A recent study examined the safety of medical abortion through telehealth versus in person and found that with medical abortion, adverse events are rare. According to Guttmacher Institute, abortion medication is just as safe as surgical abortion.
Because you can typically get scheduled for telehealth sooner than in-person—especially considering the aforementioned access disparities, combined with extensive waiting periods at in-person clinics—there is an additional layer of security. "The earlier you use [abortion-inducing pills], the safer they are," Dee pointed out.
Can Texans still access abortion pills?
The Texas abortion bans, signed into law on September 1, 2021, make it illegal to obtain an abortion in Texas after six weeks, before most people know they are pregnant. To further the narrow abortion parameters, SB4 goes into effect in December 2021, and penalizes doctors who issue abortion medication.
Many online pharmacies are outside of the state—doctors outside of the U.S. who prescribe abortion pills cannot be prosecuted in Texas.
Plan C saw website traffic spike 2,357 percent the first week of September, when SB8 was signed into law.

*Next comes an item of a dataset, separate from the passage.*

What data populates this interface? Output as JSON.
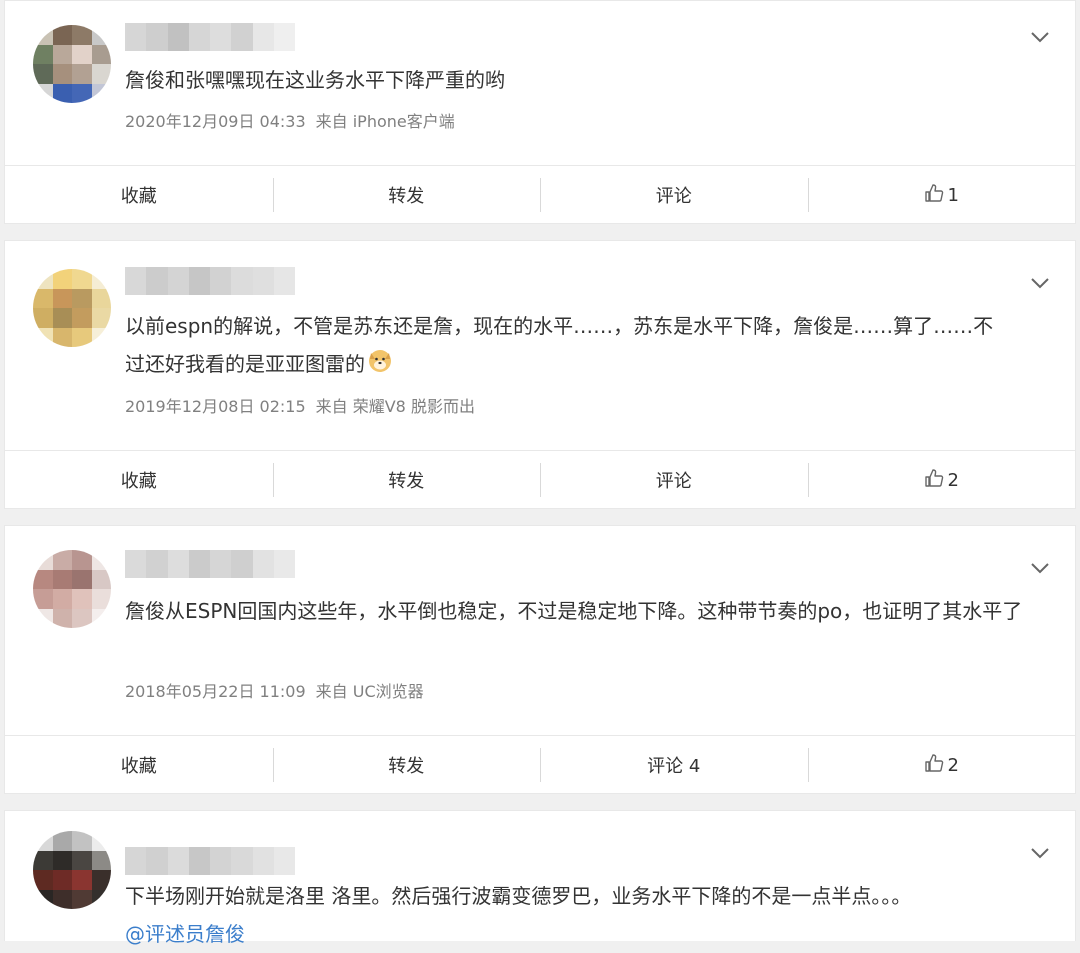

Dee explained, "our website is expressly designed to inform everyone of how they can get an abortion no matter their zip code, and that's not going to change."
Plan C recommends people assess their personal risks around criminalization. The site also offers various resources for legal support.
Abortion on Demand doesn't provide telehealth for abortions where it's restricted by state. Phifer noted these restrictions put patients in precarious situations where "they may feel compelled to provide incomplete information to their providers out of fear that they won't get care or will have their care further delayed."
One study indicated bans lead to a 21 percent increase in pregnancy-related deaths. A woman, whose name has been changed to Sarah, described her experience obtaining abortion medication for an unviable pregnancy: "I cannot imagine being forced to stay pregnant with a ticking time bomb."
Phifer added, "It keeps me up at night to think about the patient who drove from Texas to Arizona for an in-clinic abortion and had her ectopic pregnancy diagnosed early enough to save her life because of the thorough and thoughtful care of her abortion provider. Had that patient remained in Texas and been expected to continue her pregnancy, she may not have survived."
Abortion is a medical procedure that is currently illegal or restricted in some portions of the United States. For more information about the legality of abortion in your area, please consult a local healthcare provider.